- Keep folds at the base of the plastic bag to a minimum when filling, since folds are easy places for rodents to chew on the plastic grain bags.
- Inform your insurance company that grain is being stored temporarily stored in grain bags.
- Dry grain stored in grain bags is NOT hermetically sealed. Insects and molds can grow in these storage bags.
- Corn and soybeans stored in bags should be at or below 15% and 13%, respectively.
- Inspect bags frequently for tears and holes. Repairs should be made with sealants and tapes available from the bag's manufacturer.
- Grain should not be stored in bags past the spring warm up. It is highly recommended to not store in bags longer than 4 months and never past the spring thaw.
For more information and a link Dr. Klein Ileleji's article, "Use of Silo Bags for Commodity Grain Storage in Indiana", go to: https://goo.gl/dDYcKV . In addition, you can contact me, Doug Gucker, at: (217) 877-6042 or firstname.lastname@example.org.
Illinois #1 in Pumpkins

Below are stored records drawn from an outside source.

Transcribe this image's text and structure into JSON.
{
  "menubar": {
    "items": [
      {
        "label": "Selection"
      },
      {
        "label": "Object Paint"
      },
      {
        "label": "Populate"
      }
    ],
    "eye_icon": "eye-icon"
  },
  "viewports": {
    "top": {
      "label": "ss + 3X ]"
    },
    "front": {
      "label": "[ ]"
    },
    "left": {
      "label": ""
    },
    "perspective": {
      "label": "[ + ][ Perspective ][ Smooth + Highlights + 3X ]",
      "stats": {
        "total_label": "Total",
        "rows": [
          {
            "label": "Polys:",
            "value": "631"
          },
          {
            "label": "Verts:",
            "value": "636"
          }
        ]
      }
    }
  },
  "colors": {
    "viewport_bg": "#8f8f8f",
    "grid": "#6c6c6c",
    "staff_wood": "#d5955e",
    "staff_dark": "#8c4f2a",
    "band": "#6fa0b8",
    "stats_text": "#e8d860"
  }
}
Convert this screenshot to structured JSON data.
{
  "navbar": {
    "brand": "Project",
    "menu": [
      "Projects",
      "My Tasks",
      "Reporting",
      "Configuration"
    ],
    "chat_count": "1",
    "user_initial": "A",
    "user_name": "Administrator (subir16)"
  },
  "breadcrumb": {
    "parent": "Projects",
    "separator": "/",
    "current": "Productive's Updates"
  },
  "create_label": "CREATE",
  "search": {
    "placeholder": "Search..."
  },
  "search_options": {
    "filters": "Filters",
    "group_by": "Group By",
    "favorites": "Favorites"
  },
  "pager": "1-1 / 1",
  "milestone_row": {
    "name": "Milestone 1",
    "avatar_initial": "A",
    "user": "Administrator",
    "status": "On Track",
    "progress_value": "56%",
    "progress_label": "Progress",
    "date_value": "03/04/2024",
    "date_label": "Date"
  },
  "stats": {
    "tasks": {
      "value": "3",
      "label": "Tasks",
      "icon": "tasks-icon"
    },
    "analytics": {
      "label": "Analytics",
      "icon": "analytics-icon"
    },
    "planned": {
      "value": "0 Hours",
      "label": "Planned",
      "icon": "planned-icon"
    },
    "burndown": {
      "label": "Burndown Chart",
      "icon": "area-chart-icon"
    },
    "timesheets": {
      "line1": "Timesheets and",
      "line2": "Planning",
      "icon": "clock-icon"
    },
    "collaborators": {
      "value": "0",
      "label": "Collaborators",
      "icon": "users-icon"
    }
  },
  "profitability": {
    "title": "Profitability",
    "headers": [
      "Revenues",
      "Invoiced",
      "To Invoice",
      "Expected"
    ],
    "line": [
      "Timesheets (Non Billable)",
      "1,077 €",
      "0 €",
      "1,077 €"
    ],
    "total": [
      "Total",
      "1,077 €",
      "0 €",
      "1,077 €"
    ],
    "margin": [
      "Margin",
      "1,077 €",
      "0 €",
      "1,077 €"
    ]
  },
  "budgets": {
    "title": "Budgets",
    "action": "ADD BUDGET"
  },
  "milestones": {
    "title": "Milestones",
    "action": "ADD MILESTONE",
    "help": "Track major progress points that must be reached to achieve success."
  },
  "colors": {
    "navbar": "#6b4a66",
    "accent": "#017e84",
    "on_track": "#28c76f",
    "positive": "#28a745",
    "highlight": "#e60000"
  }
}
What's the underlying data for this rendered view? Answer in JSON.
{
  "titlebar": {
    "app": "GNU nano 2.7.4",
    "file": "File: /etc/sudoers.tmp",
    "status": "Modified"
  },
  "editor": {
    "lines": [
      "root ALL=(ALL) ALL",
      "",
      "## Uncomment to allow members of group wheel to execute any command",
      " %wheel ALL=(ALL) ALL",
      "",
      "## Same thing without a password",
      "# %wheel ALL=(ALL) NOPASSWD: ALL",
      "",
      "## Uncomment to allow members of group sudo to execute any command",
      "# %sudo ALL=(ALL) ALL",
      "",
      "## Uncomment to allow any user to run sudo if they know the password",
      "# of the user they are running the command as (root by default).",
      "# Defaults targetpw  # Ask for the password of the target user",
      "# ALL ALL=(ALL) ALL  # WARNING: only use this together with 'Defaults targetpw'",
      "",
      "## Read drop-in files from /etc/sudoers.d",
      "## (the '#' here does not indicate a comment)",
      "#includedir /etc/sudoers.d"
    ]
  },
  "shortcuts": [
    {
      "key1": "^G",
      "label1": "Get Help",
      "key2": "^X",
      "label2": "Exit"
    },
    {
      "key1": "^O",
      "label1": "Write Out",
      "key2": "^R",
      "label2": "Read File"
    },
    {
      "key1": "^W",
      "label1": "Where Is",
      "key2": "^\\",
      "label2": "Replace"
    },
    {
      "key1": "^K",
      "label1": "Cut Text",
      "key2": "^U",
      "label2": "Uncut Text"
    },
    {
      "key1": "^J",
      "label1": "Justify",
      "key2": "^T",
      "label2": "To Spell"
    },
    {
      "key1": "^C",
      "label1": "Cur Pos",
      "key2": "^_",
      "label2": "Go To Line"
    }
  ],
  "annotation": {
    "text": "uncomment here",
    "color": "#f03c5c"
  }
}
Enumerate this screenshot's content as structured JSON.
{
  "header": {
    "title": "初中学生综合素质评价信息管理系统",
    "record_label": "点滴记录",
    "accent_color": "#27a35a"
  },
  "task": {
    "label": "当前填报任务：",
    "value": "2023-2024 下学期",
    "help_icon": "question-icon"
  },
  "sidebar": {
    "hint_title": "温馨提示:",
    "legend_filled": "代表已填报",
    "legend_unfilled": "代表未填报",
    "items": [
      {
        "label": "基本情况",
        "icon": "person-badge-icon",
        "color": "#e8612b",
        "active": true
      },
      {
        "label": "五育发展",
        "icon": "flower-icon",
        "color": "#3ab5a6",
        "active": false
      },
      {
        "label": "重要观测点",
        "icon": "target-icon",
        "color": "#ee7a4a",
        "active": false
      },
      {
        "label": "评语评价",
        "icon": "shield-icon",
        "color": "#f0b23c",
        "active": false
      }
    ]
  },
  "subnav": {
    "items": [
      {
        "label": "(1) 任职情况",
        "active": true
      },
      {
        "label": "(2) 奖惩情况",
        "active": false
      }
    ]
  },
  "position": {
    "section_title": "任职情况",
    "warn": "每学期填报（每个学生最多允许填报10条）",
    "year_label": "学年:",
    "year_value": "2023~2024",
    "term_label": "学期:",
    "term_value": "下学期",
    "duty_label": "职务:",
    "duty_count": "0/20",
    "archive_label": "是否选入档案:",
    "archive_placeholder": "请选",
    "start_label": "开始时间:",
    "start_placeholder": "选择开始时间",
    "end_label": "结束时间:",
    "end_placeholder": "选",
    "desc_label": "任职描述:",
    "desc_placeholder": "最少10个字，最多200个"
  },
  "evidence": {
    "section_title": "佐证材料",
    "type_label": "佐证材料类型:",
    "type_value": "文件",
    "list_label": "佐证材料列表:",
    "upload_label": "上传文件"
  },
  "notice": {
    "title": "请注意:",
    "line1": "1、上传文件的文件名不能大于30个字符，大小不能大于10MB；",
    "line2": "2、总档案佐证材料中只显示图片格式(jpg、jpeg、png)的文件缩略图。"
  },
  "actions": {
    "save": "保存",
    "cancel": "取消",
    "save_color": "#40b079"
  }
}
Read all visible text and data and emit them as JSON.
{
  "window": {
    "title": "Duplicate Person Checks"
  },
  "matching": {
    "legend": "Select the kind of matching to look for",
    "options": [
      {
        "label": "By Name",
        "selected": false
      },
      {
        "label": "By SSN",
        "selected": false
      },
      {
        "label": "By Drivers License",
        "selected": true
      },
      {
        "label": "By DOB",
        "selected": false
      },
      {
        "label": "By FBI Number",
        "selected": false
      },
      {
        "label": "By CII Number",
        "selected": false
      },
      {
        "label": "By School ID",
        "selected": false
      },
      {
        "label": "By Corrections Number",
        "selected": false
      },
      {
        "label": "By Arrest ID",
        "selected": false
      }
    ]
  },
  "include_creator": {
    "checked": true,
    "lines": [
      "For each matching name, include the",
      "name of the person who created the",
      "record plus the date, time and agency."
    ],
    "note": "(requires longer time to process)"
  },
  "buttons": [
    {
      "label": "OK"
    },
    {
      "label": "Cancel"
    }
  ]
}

Illinois is the "number one" pumpkin producing state and produces nearly half of all the pumpkins grown in the United States. Most of that production is done within 90 miles of Morton, Illinois, the home of Libby's Canned Pumpkin.
Over 90 percent of all the pumpkins processed into canned pumpkin is done here in Illinois. The pumpkin variety grown the most in Illinois is "Libby's Select Dickinson".
In 2017, our state produced more than 643,800,000 pounds of pumpkin on 17,400 acres of land with a value of $24,421,000. We have over 500 pumpkin farm in our state and quite a few are located in our area.
Our state pie is, of course, the pumpkin pie. The majority of all canned pumpkin is purchased in the four months between October and January of each year.
Needing FSMA Training
Do you have concerns about safety in your produce operation? Are you concerned about compliance with Food Safety Modernization Act (FSMA)? Do you want to know more about the difference between FSMA and Good Agricultural Practices (GAPs)? Then, the Produce Safety Alliance Grower Training might be for you! On Nov. 5 from 8 a.m. to 5 p.m., University of Illinois Extension will be holding a Produce Safety Alliance (PSA) Grower Training workshop at the DoubleTree Hilton, 10 Brickyard Dr., Bloomington, Illinois, 61701.
The PSA training is being offered as part of the Local & Regional Food Conference taking place Nov. 5-7 at the DoubleTree in Bloomington. The conference, hosted by Illinois Farm Bureau, is aimed at helping farmers learn how to increase their profits, develop a sustainable business and grow market demand to build long-lasting family farms. Usually, the PSA Grower Training costs $115. However, for those attending the Local & Regional Food Conference, this cost is included with conference registration, including the Association of Food and Drug Officials (AFDO) certificate fee. This special opportunity if offered due to sponsorship from Illinois Farm Bureau and the National Farmers Union. To learn more or to register for the Local & Regional Food Conference, visit www.ilfb.org/livelocal.